So, what happens when corporate or nonlocal entities catch on that local is “trending?”
You have likely heard the terms whitewashing – it’s defined as ‘a coordinated attempt to hide unpleasant facts, especially in a political context’ – and greenwashing, ‘when a company or organization spends more time and money claiming to be eco-friendly (or green) through advertising and marketing than actually implementing business practices that minimize environmental impact.’ Along the same vein we felt it important to keep on keeping it 100 and define what we consider “localwashing.”
We see localwashing as when a corporate entity or non-local business tries to present themselves in a way that suggests they are locally owned to cash in on the trend of shopping, buying and eating local.
Some examples include:
- When one of the biggest banks on the planet calls itself “the world’s local bank”
- When a huge retailer opens other smaller stores (selling the same/similar merchandise) under a different name or a large coffee chain removes its name from a few of its locations in order to appear independently owned
- When a supermarket chain advertises themselves as offering “local flavor” when they stock a minimal amount of locally grown produce
- If a corporately owned shopping center urges people to shop local…at their nearest mall filled with chain stores
- If a store found in cities and towns all over the country sells items with the word LOCAL branded on them
- When an international condiment brand launches a marketing campaignencouraging people to eat locally grown produce…with their mayonnaise
- If a corporate bookstore claims “all bookselling is local”
When a big corporation or business not based in what you consider your local community does something like this, it can be considered localwashing.
These tactics are disingenuous and deceptive, and not good for any local community.

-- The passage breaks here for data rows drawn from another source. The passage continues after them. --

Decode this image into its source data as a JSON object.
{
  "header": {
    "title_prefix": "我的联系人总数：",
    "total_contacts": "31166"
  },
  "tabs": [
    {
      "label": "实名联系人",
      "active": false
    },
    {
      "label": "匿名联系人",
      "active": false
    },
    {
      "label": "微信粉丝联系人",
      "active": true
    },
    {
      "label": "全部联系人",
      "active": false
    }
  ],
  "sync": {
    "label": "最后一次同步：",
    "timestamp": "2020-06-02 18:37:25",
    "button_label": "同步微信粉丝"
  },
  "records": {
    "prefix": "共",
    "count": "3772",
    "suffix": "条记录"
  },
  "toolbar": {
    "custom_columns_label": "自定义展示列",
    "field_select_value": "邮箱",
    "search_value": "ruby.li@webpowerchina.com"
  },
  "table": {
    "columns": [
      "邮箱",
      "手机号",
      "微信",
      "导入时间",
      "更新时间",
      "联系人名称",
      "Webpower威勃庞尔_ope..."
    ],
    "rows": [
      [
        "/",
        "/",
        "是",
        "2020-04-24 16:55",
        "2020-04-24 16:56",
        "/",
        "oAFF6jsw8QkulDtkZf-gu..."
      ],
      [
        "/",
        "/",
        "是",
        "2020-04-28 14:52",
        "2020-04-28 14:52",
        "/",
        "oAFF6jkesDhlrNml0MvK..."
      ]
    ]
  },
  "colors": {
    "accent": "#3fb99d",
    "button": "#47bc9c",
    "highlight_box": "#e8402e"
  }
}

Because at the end of the day, more money spent at truly local stores stays in a local community than money spent at national stores or online.